| ASSIGNED TASK |
Return all the entries below exactly as they were given.

+++

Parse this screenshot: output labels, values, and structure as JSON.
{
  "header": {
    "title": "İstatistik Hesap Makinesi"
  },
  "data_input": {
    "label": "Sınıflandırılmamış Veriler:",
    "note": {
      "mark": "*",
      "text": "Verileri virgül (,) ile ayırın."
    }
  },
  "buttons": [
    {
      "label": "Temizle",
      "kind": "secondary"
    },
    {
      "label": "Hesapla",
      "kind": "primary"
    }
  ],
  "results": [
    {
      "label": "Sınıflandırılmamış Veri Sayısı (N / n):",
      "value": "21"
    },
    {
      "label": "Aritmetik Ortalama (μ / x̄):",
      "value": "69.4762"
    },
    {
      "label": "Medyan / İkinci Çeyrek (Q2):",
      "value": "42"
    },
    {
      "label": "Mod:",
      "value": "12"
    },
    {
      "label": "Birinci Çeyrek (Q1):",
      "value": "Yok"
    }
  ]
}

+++

| EXPECTED ANSWER |
Parse this screenshot: output labels, values, and structure as JSON.
{
  "header": {
    "title": "İstatistik Hesap Makinesi"
  },
  "data_input": {
    "label": "Sınıflandırılmamış Veriler:",
    "note": {
      "mark": "*",
      "text": "Verileri virgül (,) ile ayırın."
    }
  },
  "buttons": [
    {
      "label": "Temizle",
      "kind": "secondary"
    },
    {
      "label": "Hesapla",
      "kind": "primary"
    }
  ],
  "results": [
    {
      "label": "Sınıflandırılmamış Veri Sayısı (N / n):",
      "value": "21"
    },
    {
      "label": "Aritmetik Ortalama (μ / x̄):",
      "value": "69.4762"
    },
    {
      "label": "Medyan / İkinci Çeyrek (Q2):",
      "value": "42"
    },
    {
      "label": "Mod:",
      "value": "12"
    },
    {
      "label": "Birinci Çeyrek (Q1):",
      "value": "Yok"
    }
  ]
}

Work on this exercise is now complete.